Rotten Tomatoes: 92%
Stars: Timothy Treadwell, Werner Herzog
Director: Werner Herzog
Runtime: 104 minutes
“Samsara” is Sanskrit for “wandering” or “world,” and describes the concept of rebirth. And that’s exactly the focus of this non-narrative documentary that took five years to complete. Shot in 70mm format before being output to digital, the film explores the wonders of the world through visits to 25 different countries across five continents. Described as a nonverbal guided meditation rather than a traditional documentary, it’s a great one to put on when you want to sit back, relax, and enjoy a spiritual and visually stunning journey around the world.

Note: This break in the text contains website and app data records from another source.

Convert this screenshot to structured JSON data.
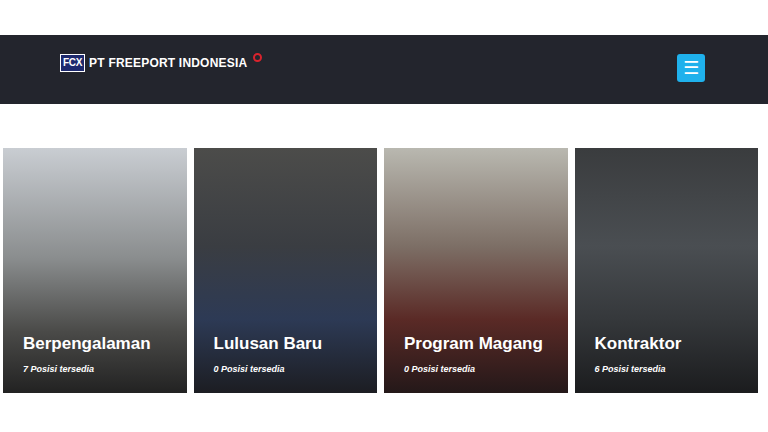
{
  "header": {
    "logo_mark": "FCX",
    "logo_text": "PT FREEPORT INDONESIA",
    "menu_icon": "☰"
  },
  "cards": [
    {
      "title": "Berpengalaman",
      "count": "7 Posisi tersedia"
    },
    {
      "title": "Lulusan Baru",
      "count": "0 Posisi tersedia"
    },
    {
      "title": "Program Magang",
      "count": "0 Posisi tersedia"
    },
    {
      "title": "Kontraktor",
      "count": "6 Posisi tersedia"
    }
  ]
}
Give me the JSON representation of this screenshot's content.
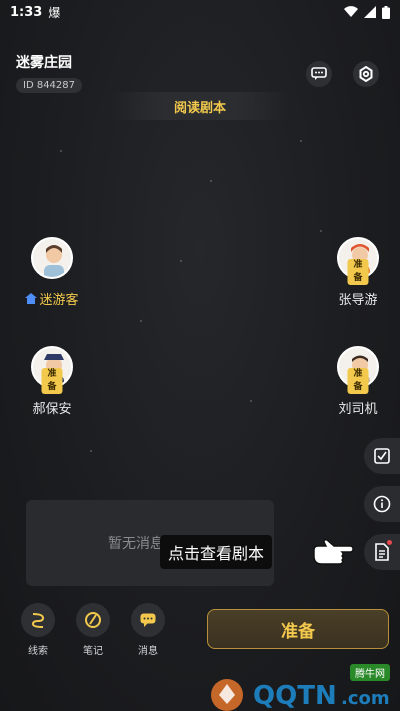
{
  "status_bar": {
    "time": "1:33",
    "notification": "爆"
  },
  "header": {
    "room_title": "迷雾庄园",
    "room_id": "ID 844287",
    "read_script_label": "阅读剧本"
  },
  "players": [
    {
      "name": "迷游客",
      "ready_badge": "",
      "is_host": true
    },
    {
      "name": "张导游",
      "ready_badge": "准备",
      "is_host": false
    },
    {
      "name": "郝保安",
      "ready_badge": "准备",
      "is_host": false
    },
    {
      "name": "刘司机",
      "ready_badge": "准备",
      "is_host": false
    }
  ],
  "messages": {
    "empty_text": "暂无消息通知",
    "tooltip": "点击查看剧本"
  },
  "bottom_bar": {
    "tools": [
      {
        "label": "线索",
        "icon": "clue-icon"
      },
      {
        "label": "笔记",
        "icon": "notes-icon"
      },
      {
        "label": "消息",
        "icon": "message-icon"
      }
    ],
    "ready_label": "准备"
  },
  "watermark": {
    "logo": "QQTN.com",
    "tag": "腾牛网"
  },
  "colors": {
    "accent": "#f2c94c",
    "background": "#1a1b1e",
    "alert": "#e5484d"
  }
}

Rotten Tomatoes: 76%
Director: Ron Fricke
Runtime: 102 minutes
Steve Gleason was on top of the world as a defensive back for the New Orleans Saints, and was best known for monumentally blocking a punt by the opposing Atlanta Falcons during the Saints’ first game back at the Superdome in nearly two years following Hurricane Katrina. The team would go on to win that game, sparking one of the most successful seasons in Saints history. But in 2011, Gleason’s life changed forever when he was diagnosed with amyotrophic lateral sclerosis (ALS), otherwise known as Lou Gehrig’s Disease. The documentary, filmed over a period of five years, looks at his life after diagnosis, including the announcement of his wife’s pregnancy, how the diagnosis has played into his family life, and the advancement of his disease to today, where he relies on assistive technology to communicate. It’s an emotional journey of strength, resilience, and determination.
Rotten Tomatoes: 96%
Star: Steve Gleason
Director: Clay Tweel
Runtime: 111 minutes
All In: The Fight for Democracy (2020)
The lead-up to the 2020 election has been one of the most contentious periods in recent American history. From the coronavirus pandemic to the fight for racial justice to the staggering economic downturn affecting millions around the country, it’s never been more important to head to the ballots and vote. That’s the message behind All In, an Amazon Original released in September, less than two months before Election Day. The filmmakers get their message across by zeroing in on the issue of voter suppression, focusing on the 2018 gubernatorial race in Georgia, where Stacey Abrams allegedly lost due to voter suppression. Abrams has since founded Fair Fight Action, an organization dedicated to addressing the issue.
Rotten Tomatoes: 100%
Stars: Stacey Abrams, Ari Berman, David Pepper
Directors: Liz Garbus, Lisa Cortes
Runtime: 102 minutes